Qadir finally bubbled back into the game with two late wickets after a relatively quiet day, and in the morning session of the second day England were spun out by the two Qs, with Igbal Qasim taking four of the six wickets to fall to give him his seventh Test haul of five wickets in an innings.

Despite England's loss of their last eight wickets for 51, with the last four going for four runs in six overs, a total of 292 on a pitch taking finger-spin from the word go was acceptable, particularly with the start Neil Foster was to provide. He whipped out both openers with the first hostile pace and movement of the match, and with John Emburey inducing an horrendous head-up charge from Javed and then bowling Ijaz Ahmed and Shoaib Mohammad with successive deliveries, the home side were wobbling at 77 for 5 an hour before the close.

But Salim Malik (dropped at 6 by Gatting off David Capel), and Aamer Malik, who batted for 28 deliveries for his first Test run, held out until the fateful close, unaware they would not face another ball for 65 hours and 35 minutes.

When play did restart, 35 minutes late on the scheduled fourth day, only 19 legitimate deliveries were bowled before Manchester-type murk and drizzle effectively killed off the match, despite another heroic burst from Foster when play resumed in midafternoon, which gave him the splendid figures of 18-4-42-4.

England's request for an extra day was refused that night, despite the three clear days after the end of the match before the third Test was due to start in Karachi. So although Gooch's 65 off 74 balls out of 106 for 2 at lunch from the 24 overs bowled in two hours set the right attacking note, the loss of four quick wickets after lunch meant that England could not give themselves any more than 44 overs in which to bowl Pakistan out.

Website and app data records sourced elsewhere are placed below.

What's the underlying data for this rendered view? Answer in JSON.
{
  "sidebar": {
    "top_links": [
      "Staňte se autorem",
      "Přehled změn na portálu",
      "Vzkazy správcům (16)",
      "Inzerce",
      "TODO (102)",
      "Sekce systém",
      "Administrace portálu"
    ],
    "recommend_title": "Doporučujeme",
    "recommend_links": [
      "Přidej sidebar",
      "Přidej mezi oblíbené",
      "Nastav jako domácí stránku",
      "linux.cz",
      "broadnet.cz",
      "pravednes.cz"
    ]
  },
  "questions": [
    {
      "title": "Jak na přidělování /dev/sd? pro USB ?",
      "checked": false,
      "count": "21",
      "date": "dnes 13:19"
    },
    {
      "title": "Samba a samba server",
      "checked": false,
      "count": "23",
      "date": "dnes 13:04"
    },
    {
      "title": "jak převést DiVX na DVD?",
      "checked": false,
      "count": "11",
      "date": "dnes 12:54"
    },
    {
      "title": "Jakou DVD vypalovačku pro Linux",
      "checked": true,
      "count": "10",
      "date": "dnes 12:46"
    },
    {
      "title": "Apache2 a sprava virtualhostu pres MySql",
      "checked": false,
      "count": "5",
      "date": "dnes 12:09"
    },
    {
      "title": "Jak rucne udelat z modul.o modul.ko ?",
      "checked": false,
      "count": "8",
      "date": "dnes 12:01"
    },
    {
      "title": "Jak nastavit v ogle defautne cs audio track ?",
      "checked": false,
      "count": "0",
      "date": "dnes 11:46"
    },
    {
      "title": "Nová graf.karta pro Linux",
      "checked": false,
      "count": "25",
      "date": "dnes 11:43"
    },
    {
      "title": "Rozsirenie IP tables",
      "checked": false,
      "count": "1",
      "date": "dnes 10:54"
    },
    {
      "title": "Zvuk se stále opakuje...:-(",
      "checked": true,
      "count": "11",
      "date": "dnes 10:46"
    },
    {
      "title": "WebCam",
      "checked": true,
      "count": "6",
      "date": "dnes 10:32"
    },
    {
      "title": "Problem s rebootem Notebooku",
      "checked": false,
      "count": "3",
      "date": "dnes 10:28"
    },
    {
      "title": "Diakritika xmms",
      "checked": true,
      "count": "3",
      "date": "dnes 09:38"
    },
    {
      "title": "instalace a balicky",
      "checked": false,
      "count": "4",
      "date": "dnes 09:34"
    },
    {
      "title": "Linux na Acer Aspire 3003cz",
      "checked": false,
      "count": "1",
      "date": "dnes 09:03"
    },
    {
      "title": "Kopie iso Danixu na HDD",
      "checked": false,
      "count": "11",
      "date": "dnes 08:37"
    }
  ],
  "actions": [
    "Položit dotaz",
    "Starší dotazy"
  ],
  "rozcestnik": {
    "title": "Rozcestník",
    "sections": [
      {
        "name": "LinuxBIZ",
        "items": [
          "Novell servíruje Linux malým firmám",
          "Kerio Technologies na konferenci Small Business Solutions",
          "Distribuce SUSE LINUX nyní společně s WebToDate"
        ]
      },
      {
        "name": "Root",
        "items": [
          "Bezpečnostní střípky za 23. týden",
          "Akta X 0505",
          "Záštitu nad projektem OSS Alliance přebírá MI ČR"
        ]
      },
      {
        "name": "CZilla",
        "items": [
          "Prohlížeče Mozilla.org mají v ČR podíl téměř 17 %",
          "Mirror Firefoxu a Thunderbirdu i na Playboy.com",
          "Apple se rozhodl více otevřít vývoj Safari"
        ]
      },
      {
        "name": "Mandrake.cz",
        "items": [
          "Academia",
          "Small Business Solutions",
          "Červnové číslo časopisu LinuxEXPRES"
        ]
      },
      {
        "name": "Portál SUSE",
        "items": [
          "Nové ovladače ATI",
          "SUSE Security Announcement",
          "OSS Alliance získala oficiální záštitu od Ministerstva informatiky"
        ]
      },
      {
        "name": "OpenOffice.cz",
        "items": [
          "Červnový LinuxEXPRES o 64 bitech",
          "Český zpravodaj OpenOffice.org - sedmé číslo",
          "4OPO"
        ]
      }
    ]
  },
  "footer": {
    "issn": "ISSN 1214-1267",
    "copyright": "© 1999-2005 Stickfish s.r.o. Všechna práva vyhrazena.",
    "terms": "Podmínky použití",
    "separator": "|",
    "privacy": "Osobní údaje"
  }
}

The home side naturally did not attempt to score the 239 they needed for victory, and the only notable feature after lunch was that both the England declaration and the end of the match took place in the middle of drinks intervals. Quite contrary to the rules, the umpires pulled up stumps at the start of the last 20 overs, apparently having been given permission by Javed, who, it must be said, was in the thick of things like a flash off the field from the end of the second day onwards.

The closing sentence of the players' statement says it all. The incident was sad for cricket, but the enforced solution even sadder.

Test Notes

  • Chris Broad, playing in his 16th match, scored his fourth Test century (first against Pakistan). It was his first hundred in first-class cricket since his 112 in the fourth Test against Australia at Melbourne in 1986-87.

  • Pakistan's total of 191 was their lowest in a home Test against England (previously 199, Karachi, 1972-73).

  • Aamer Malik, who made his Test debut in this match, is one of three players to score a century in each innings on first-class debut. Aamer, 25 in January, hit 132 not out and 110 for Lahore A v Railways at Lahore in 1979-80. The other batsmen to achieve this feat were A. R. Morris (NSW v Qld, Sydney, 1940-41) and N. J. Contractor (Gujarat v Baroda, Baroda, 1952-53).

  • Abdul Qadir was playing in his 50th Test.